In the beginning of the State's history, they religious/chareidi parties were actually politcial in nature and not financial fund raising entities.

It's been downhill ever since.

rockofgalilee said...

Jameel,

I don't know that they do have to be political. They can, and as far as I reckon they have, adopt a policy that they will support any government policy that is not against the Torah, as defined by their rabbonim, as long as it will further their cause (get them funding).

The government wants to allow selling chametz on Pesach, I don't think they would vote for that. The government wants to build settlements, doesn't bother them.
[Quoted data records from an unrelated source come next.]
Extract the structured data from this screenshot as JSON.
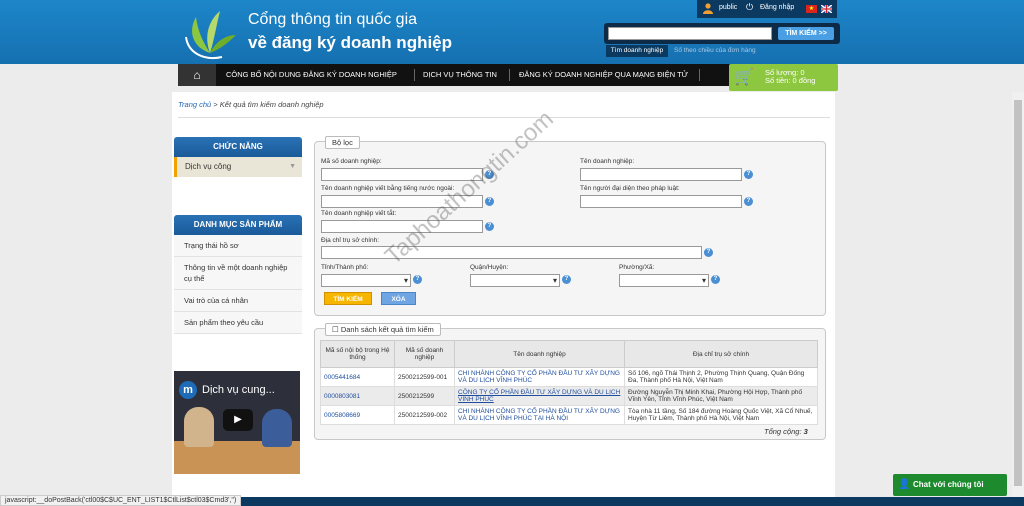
{
  "header": {
    "title_line1": "Cổng thông tin quốc gia",
    "title_line2": "về đăng ký doanh nghiệp",
    "public_label": "public",
    "login_label": "Đăng nhập"
  },
  "search": {
    "button": "TÌM KIẾM >>",
    "tab_active": "Tìm doanh nghiệp",
    "tab_other": "Số theo chiều của đơn hàng"
  },
  "nav": {
    "items": [
      "CÔNG BỐ NỘI DUNG ĐĂNG KÝ DOANH NGHIỆP",
      "DỊCH VỤ THÔNG TIN",
      "ĐĂNG KÝ DOANH NGHIỆP QUA MẠNG ĐIỆN TỬ"
    ]
  },
  "cart": {
    "quantity": "Số lượng: 0",
    "amount": "Số tiền: 0 đồng"
  },
  "breadcrumb": {
    "home": "Trang chủ",
    "separator": " > ",
    "current": "Kết quả tìm kiếm doanh nghiệp"
  },
  "sidebar": {
    "functions_title": "CHỨC NĂNG",
    "functions_active": "Dịch vụ công",
    "catalog_title": "DANH MỤC SẢN PHẨM",
    "catalog_items": [
      "Trạng thái hồ sơ",
      "Thông tin về một doanh nghiệp cụ thể",
      "Vai trò của cá nhân",
      "Sản phẩm theo yêu cầu"
    ],
    "video_title": "Dịch vụ cung..."
  },
  "filter": {
    "legend": "Bộ lọc",
    "label_ma_so": "Mã số doanh nghiệp:",
    "label_ten": "Tên doanh nghiệp:",
    "label_ten_nn": "Tên doanh nghiệp viết bằng tiếng nước ngoài:",
    "label_dai_dien": "Tên người đại diện theo pháp luật:",
    "label_viet_tat": "Tên doanh nghiệp viết tắt:",
    "label_dia_chi": "Địa chỉ trụ sở chính:",
    "label_tinh": "Tỉnh/Thành phố:",
    "label_quan": "Quận/Huyện:",
    "label_phuong": "Phường/Xã:",
    "search_button": "TÌM KIẾM",
    "clear_button": "XÓA"
  },
  "results": {
    "legend": "Danh sách kết quả tìm kiếm",
    "headers": [
      "Mã số nội bộ trong Hệ thống",
      "Mã số doanh nghiệp",
      "Tên doanh nghiệp",
      "Địa chỉ trụ sở chính"
    ],
    "rows": [
      [
        "0005441684",
        "2500212599-001",
        "CHI NHÁNH CÔNG TY CỔ PHẦN ĐẦU TƯ XÂY DỰNG VÀ DU LỊCH VĨNH PHÚC",
        "Số 106, ngõ Thái Thịnh 2, Phường Thịnh Quang, Quận Đống Đa, Thành phố Hà Nội, Việt Nam"
      ],
      [
        "0000803081",
        "2500212599",
        "CÔNG TY CỔ PHẦN ĐẦU TƯ XÂY DỰNG VÀ DU LỊCH VĨNH PHÚC",
        "Đường Nguyễn Thị Minh Khai, Phường Hội Hợp, Thành phố Vĩnh Yên, Tỉnh Vĩnh Phúc, Việt Nam"
      ],
      [
        "0005808669",
        "2500212599-002",
        "CHI NHÁNH CÔNG TY CỔ PHẦN ĐẦU TƯ XÂY DỰNG VÀ DU LỊCH VĨNH PHÚC TẠI HÀ NỘI",
        "Tòa nhà 11 tầng, Số 184 đường Hoàng Quốc Việt, Xã Cổ Nhuế, Huyện Từ Liêm, Thành phố Hà Nội, Việt Nam"
      ]
    ],
    "total_label": "Tổng cộng:",
    "total_value": "3"
  },
  "watermark": "Taphoathongtin.com",
  "chat_label": "Chat với chúng tôi",
  "status_bar": "javascript:__doPostBack('ctl00$C$UC_ENT_LIST1$CtlList$ctl03$Cmd3','')",
  "colors": {
    "header_blue": "#1c86c9",
    "nav_black": "#111111",
    "cart_green": "#8dc63f",
    "search_yellow": "#f7b500",
    "chat_green": "#1d8a2e"
  }
}
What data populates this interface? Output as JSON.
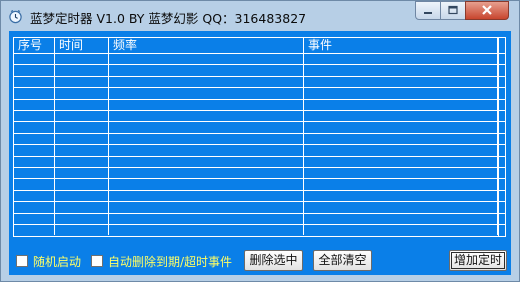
{
  "window": {
    "title": "蓝梦定时器 V1.0 BY 蓝梦幻影 QQ：316483827",
    "app_icon": "clock-icon"
  },
  "grid": {
    "columns": [
      "序号",
      "时间",
      "频率",
      "事件"
    ],
    "rows": [
      [
        "",
        "",
        "",
        ""
      ],
      [
        "",
        "",
        "",
        ""
      ],
      [
        "",
        "",
        "",
        ""
      ],
      [
        "",
        "",
        "",
        ""
      ],
      [
        "",
        "",
        "",
        ""
      ],
      [
        "",
        "",
        "",
        ""
      ],
      [
        "",
        "",
        "",
        ""
      ],
      [
        "",
        "",
        "",
        ""
      ],
      [
        "",
        "",
        "",
        ""
      ],
      [
        "",
        "",
        "",
        ""
      ],
      [
        "",
        "",
        "",
        ""
      ],
      [
        "",
        "",
        "",
        ""
      ],
      [
        "",
        "",
        "",
        ""
      ],
      [
        "",
        "",
        "",
        ""
      ],
      [
        "",
        "",
        "",
        ""
      ],
      [
        "",
        "",
        "",
        ""
      ]
    ]
  },
  "options": {
    "autostart_label": "随机启动",
    "autostart_checked": false,
    "autodelete_label": "自动删除到期/超时事件",
    "autodelete_checked": false
  },
  "buttons": {
    "delete_selected": "删除选中",
    "clear_all": "全部清空",
    "add_timer": "增加定时"
  },
  "colors": {
    "client_bg": "#0a7fe8",
    "label_text": "#ffff66",
    "grid_lines": "#ffffff"
  }
}
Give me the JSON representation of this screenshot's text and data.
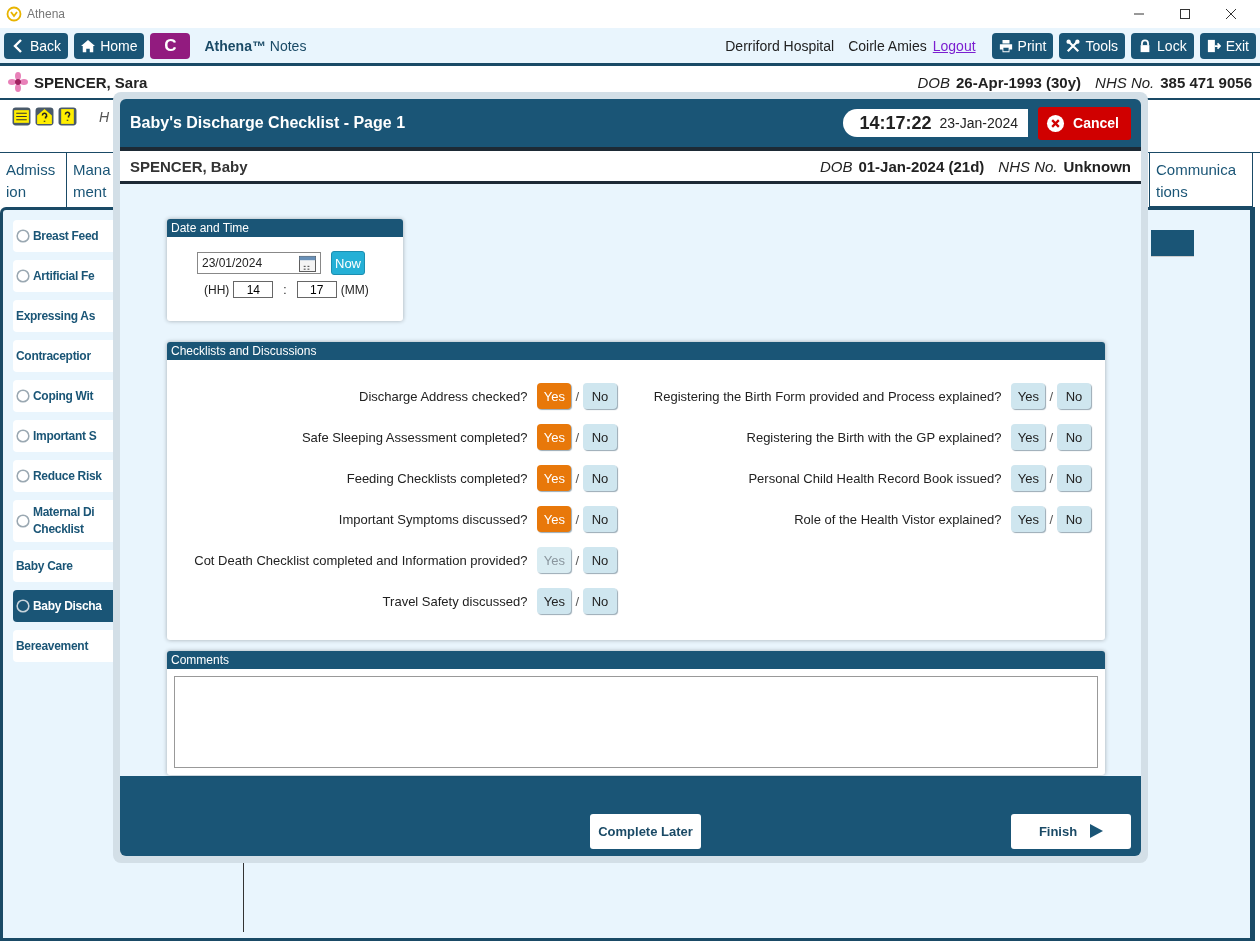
{
  "window": {
    "title": "Athena"
  },
  "toolbar": {
    "buttons": [
      {
        "label": "Back"
      },
      {
        "label": "Home"
      }
    ],
    "badge": "C",
    "app_name": "Athena™",
    "app_suffix": "Notes",
    "hospital": "Derriford Hospital",
    "user": "Coirle Amies",
    "logout": "Logout",
    "actions": [
      {
        "label": "Print"
      },
      {
        "label": "Tools"
      },
      {
        "label": "Lock"
      },
      {
        "label": "Exit"
      }
    ]
  },
  "patient": {
    "name": "SPENCER, Sara",
    "dob_label": "DOB",
    "dob": "26-Apr-1993 (30y)",
    "nhs_label": "NHS No.",
    "nhs": "385 471 9056"
  },
  "info_text": "H",
  "tabs": [
    {
      "lines": [
        "Admiss",
        "ion"
      ],
      "selected": false
    },
    {
      "lines": [
        "Mana",
        "ment"
      ],
      "selected": false
    },
    {
      "lines": [
        "Communica",
        "tions"
      ],
      "selected": false
    }
  ],
  "sidebar": {
    "items": [
      {
        "label": "Breast Feed",
        "radio": true,
        "selected": false
      },
      {
        "label": "Artificial Fe",
        "radio": true,
        "selected": false
      },
      {
        "label": "Expressing As",
        "radio": false,
        "selected": false
      },
      {
        "label": "Contraceptior",
        "radio": false,
        "selected": false
      },
      {
        "label": "Coping Wit",
        "radio": true,
        "selected": false
      },
      {
        "label": "Important S",
        "radio": true,
        "selected": false
      },
      {
        "label": "Reduce Risk",
        "radio": true,
        "selected": false
      },
      {
        "label": "Maternal Di\nChecklist",
        "radio": true,
        "selected": false
      },
      {
        "label": "Baby Care",
        "radio": false,
        "selected": false
      },
      {
        "label": "Baby Discha",
        "radio": true,
        "selected": true
      },
      {
        "label": "Bereavement",
        "radio": false,
        "selected": false
      }
    ]
  },
  "dialog": {
    "title": "Baby's Discharge Checklist - Page 1",
    "clock_time": "14:17:22",
    "clock_date": "23-Jan-2024",
    "cancel": "Cancel",
    "baby": {
      "name": "SPENCER, Baby",
      "dob_label": "DOB",
      "dob": "01-Jan-2024 (21d)",
      "nhs_label": "NHS No.",
      "nhs": "Unknown"
    },
    "date_time": {
      "title": "Date and Time",
      "date": "23/01/2024",
      "now": "Now",
      "hh_label": "(HH)",
      "hh": "14",
      "colon": ":",
      "mm": "17",
      "mm_label": "(MM)"
    },
    "checklists": {
      "title": "Checklists and Discussions",
      "columns": [
        [
          {
            "label": "Discharge Address checked?",
            "separator": "/",
            "options": [
              {
                "label": "Yes",
                "selected": true,
                "disabled": false
              },
              {
                "label": "No",
                "selected": false,
                "disabled": false
              }
            ]
          },
          {
            "label": "Safe Sleeping Assessment completed?",
            "separator": "/",
            "options": [
              {
                "label": "Yes",
                "selected": true,
                "disabled": false
              },
              {
                "label": "No",
                "selected": false,
                "disabled": false
              }
            ]
          },
          {
            "label": "Feeding Checklists completed?",
            "separator": "/",
            "options": [
              {
                "label": "Yes",
                "selected": true,
                "disabled": false
              },
              {
                "label": "No",
                "selected": false,
                "disabled": false
              }
            ]
          },
          {
            "label": "Important Symptoms discussed?",
            "separator": "/",
            "options": [
              {
                "label": "Yes",
                "selected": true,
                "disabled": false
              },
              {
                "label": "No",
                "selected": false,
                "disabled": false
              }
            ]
          },
          {
            "label": "Cot Death Checklist completed and Information provided?",
            "separator": "/",
            "options": [
              {
                "label": "Yes",
                "selected": false,
                "disabled": true
              },
              {
                "label": "No",
                "selected": false,
                "disabled": false
              }
            ]
          },
          {
            "label": "Travel Safety discussed?",
            "separator": "/",
            "options": [
              {
                "label": "Yes",
                "selected": false,
                "disabled": false
              },
              {
                "label": "No",
                "selected": false,
                "disabled": false
              }
            ]
          }
        ],
        [
          {
            "label": "Registering the Birth Form provided and Process explained?",
            "separator": "/",
            "options": [
              {
                "label": "Yes",
                "selected": false,
                "disabled": false
              },
              {
                "label": "No",
                "selected": false,
                "disabled": false
              }
            ]
          },
          {
            "label": "Registering the Birth with the GP explained?",
            "separator": "/",
            "options": [
              {
                "label": "Yes",
                "selected": false,
                "disabled": false
              },
              {
                "label": "No",
                "selected": false,
                "disabled": false
              }
            ]
          },
          {
            "label": "Personal Child Health Record Book issued?",
            "separator": "/",
            "options": [
              {
                "label": "Yes",
                "selected": false,
                "disabled": false
              },
              {
                "label": "No",
                "selected": false,
                "disabled": false
              }
            ]
          },
          {
            "label": "Role of the Health Vistor explained?",
            "separator": "/",
            "options": [
              {
                "label": "Yes",
                "selected": false,
                "disabled": false
              },
              {
                "label": "No",
                "selected": false,
                "disabled": false
              }
            ]
          }
        ]
      ]
    },
    "comments": {
      "title": "Comments"
    },
    "footer": {
      "complete_later": "Complete Later",
      "finish": "Finish"
    }
  }
}
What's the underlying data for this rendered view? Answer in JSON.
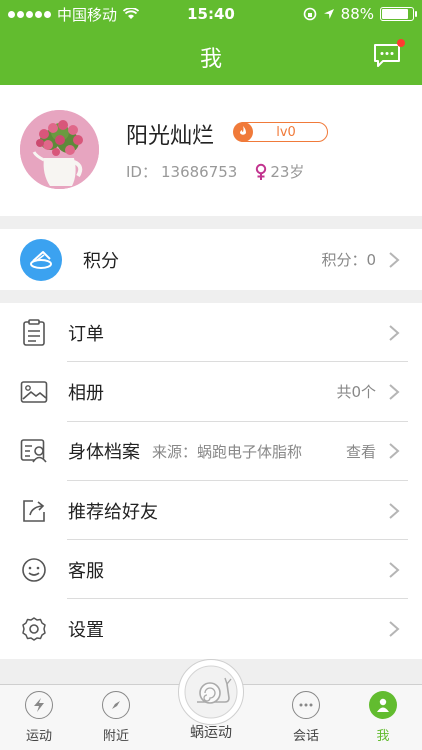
{
  "status": {
    "carrier": "中国移动",
    "time": "15:40",
    "battery": "88%",
    "battery_level": 0.88
  },
  "header": {
    "title": "我",
    "message_icon": "chat-bubble-icon",
    "has_unread": true
  },
  "profile": {
    "name": "阳光灿烂",
    "level": "lv0",
    "id_label": "ID：",
    "id_value": "13686753",
    "gender": "female",
    "age": "23岁"
  },
  "points": {
    "label": "积分",
    "value_text": "积分：0"
  },
  "menu": {
    "items": [
      {
        "label": "订单",
        "icon": "clipboard-icon",
        "right": ""
      },
      {
        "label": "相册",
        "icon": "picture-icon",
        "right": "共0个"
      },
      {
        "label": "身体档案",
        "icon": "profile-card-icon",
        "source": "来源：蜗跑电子体脂称",
        "right": "查看"
      },
      {
        "label": "推荐给好友",
        "icon": "share-icon",
        "right": ""
      },
      {
        "label": "客服",
        "icon": "smile-icon",
        "right": ""
      },
      {
        "label": "设置",
        "icon": "gear-icon",
        "right": ""
      }
    ]
  },
  "tabs": {
    "items": [
      {
        "label": "运动",
        "icon": "lightning-icon"
      },
      {
        "label": "附近",
        "icon": "compass-icon"
      },
      {
        "label": "蜗运动",
        "icon": "snail-icon"
      },
      {
        "label": "会话",
        "icon": "chat-icon"
      },
      {
        "label": "我",
        "icon": "user-icon",
        "active": true
      }
    ]
  },
  "colors": {
    "brand_green": "#62bc2f",
    "points_blue": "#3ba2f0",
    "level_orange": "#f07a3a",
    "gender_pink": "#c2348f"
  }
}
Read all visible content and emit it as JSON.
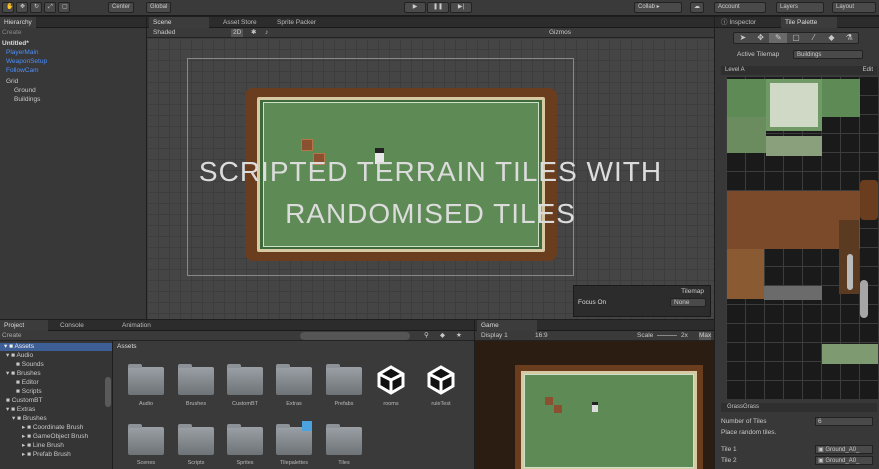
{
  "toolbar": {
    "pivot": "Center",
    "space": "Global",
    "collab": "Collab ▸",
    "account": "Account",
    "layers": "Layers",
    "layout": "Layout"
  },
  "hierarchy": {
    "tab": "Hierarchy",
    "search": "Create",
    "items": [
      "Untitled*",
      "PlayerMain",
      "WeaponSetup",
      "FollowCam",
      "Grid",
      "Ground",
      "Buildings"
    ]
  },
  "scene": {
    "tabs": [
      "Scene",
      "Asset Store",
      "Sprite Packer"
    ],
    "shading": "Shaded",
    "mode2d": "2D",
    "gizmos": "Gizmos"
  },
  "overlay": {
    "line1": "SCRIPTED TERRAIN TILES WITH",
    "line2": "RANDOMISED TILES"
  },
  "tilemap_widget": {
    "title": "Tilemap",
    "label": "Focus On",
    "value": "None"
  },
  "inspector": {
    "tabs": [
      "Inspector",
      "Tile Palette"
    ],
    "active_tilemap_label": "Active Tilemap",
    "active_tilemap_value": "Buildings",
    "palette": "Level A",
    "edit": "Edit",
    "brush": "GrassGrass",
    "num_tiles_label": "Number of Tiles",
    "num_tiles_value": "6",
    "place_random": "Place random tiles.",
    "tile1_label": "Tile 1",
    "tile1_value": "Ground_A0_",
    "tile2_label": "Tile 2",
    "tile2_value": "Ground_A0_"
  },
  "project": {
    "tabs": [
      "Project",
      "Console",
      "Animation"
    ],
    "create": "Create",
    "tree": [
      "Assets",
      "Audio",
      "Sounds",
      "Brushes",
      "Editor",
      "Scripts",
      "CustomBT",
      "Extras",
      "Brushes",
      "Coordinate Brush",
      "GameObject Brush",
      "Line Brush",
      "Prefab Brush"
    ],
    "breadcrumb": "Assets",
    "folders": [
      "Audio",
      "Brushes",
      "CustomBT",
      "Extras",
      "Prefabs",
      "rooms",
      "ruleTest",
      "Scenes",
      "Scripts",
      "Sprites",
      "Tilepalettes",
      "Tiles"
    ]
  },
  "game": {
    "tab": "Game",
    "display": "Display 1",
    "aspect": "16:9",
    "scale": "Scale",
    "scale_value": "2x",
    "max": "Max"
  }
}
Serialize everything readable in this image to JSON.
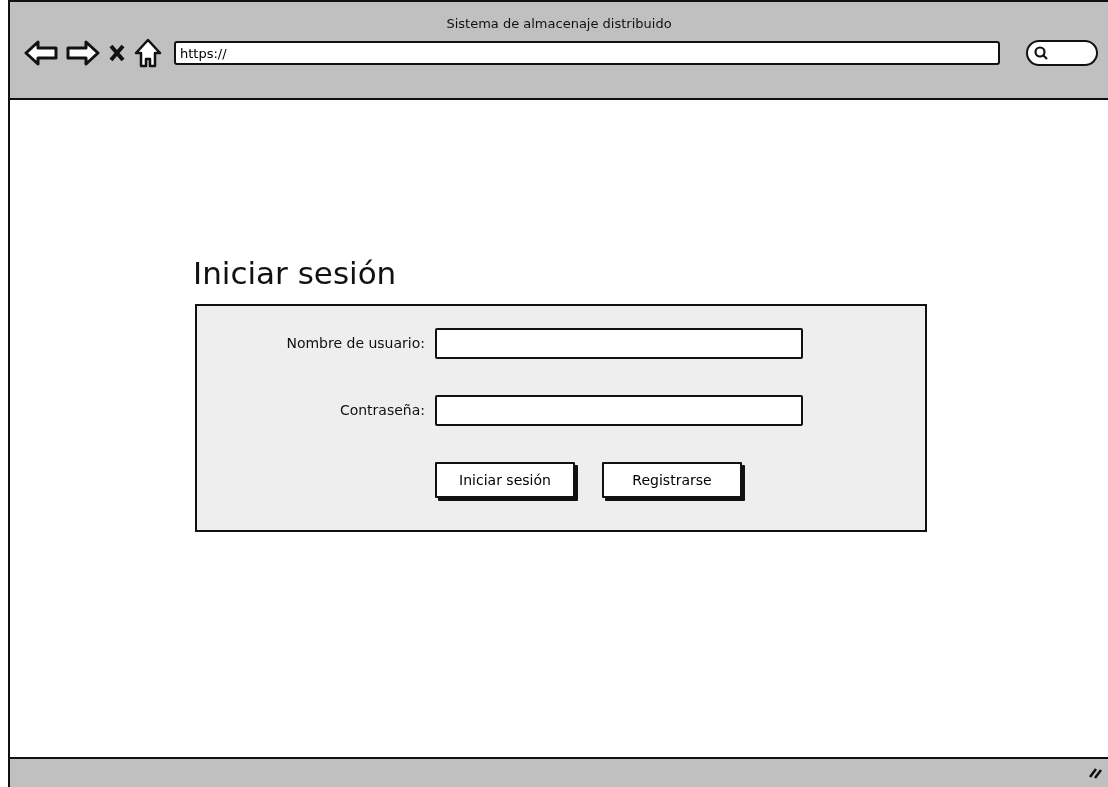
{
  "window": {
    "title": "Sistema de almacenaje distribuido"
  },
  "address_bar": {
    "value": "https://"
  },
  "heading": "Iniciar sesión",
  "fields": [
    {
      "label": "Nombre de usuario:"
    },
    {
      "label": "Contraseña:"
    }
  ],
  "buttons": [
    "Iniciar sesión",
    "Registrarse"
  ]
}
The government wants to remove settlements, also doesn't bother them. The government wants to change the national speed limit, same thing. As long as they feel that it is a political/diplomatic issue, then they are very happy supporting the government and furthering their cause.

Jameel @ The Muqata said...

Rock:

1. The settlement issue did bother them.

2. Chametz on pessach doesn't really bother them.

3. ELAL flying on shabbat...doesnt really bother them.

I guess that issues which used to bother them enough to make a big deal out of have lost their importance in light of the ultimate goal - getting as much money as they can out of the system. Plus, they aren't as important politically to the government as they used to be for coaltion forming.

Its unfortunate that they've gone back to living in a Europe-style of dealing with the "goyim".

rockofgalilee said...

Now I have a topic for today's post.

-y- said...

The reason shas's platform is what it is includes that the Torah your voting for in Degel Hatorah doesn't have a place for people whose names don't sound properly white... I have an issue with that sort of torah. More than that I have an issue with any sort of torah is for... so who cares about... the answer to the first blank should be jews, the answer to the second shouldn't be. I admit I'm still waiting for this party platform.

rockofgalilee said...

while shas actually does have a platform and they are political, there is one reason why I won't vote for them.
They are a racist party. And apparantly not my race.
Personally, I don't see race as an issue in Judaism. I, probably because I came from midwest America where all Jews were Jews, see sefardim and ashkenazim in the same light.
However, I accept the reality that in Israel there is a big divide. If you vote for the sefardic party it will be like the Christian Arabs who rode out to fight the infidels with the crusaders and got slaughtered, because they looked like the infidel.

-y- said...

I'm not arguing that you should vote for shas, I do wonder why shas is defined as more racist than DhT, unless your saying that DhT's racism is ok because it is your race...

rockofgalilee said...

one difference between ashkenazic racism and sefardi racism is that the ashkenazim don't make it an issue. The DHT platform is not "Ashkenaz Forever," though they may behave that way.
Also, if you have a choice of 2 racist groups, I say join the group that is colored most like you because if you join the other grouop and they win, you will either be considered the "token race guy" or be thrown away all together once your purpose is fulfilled.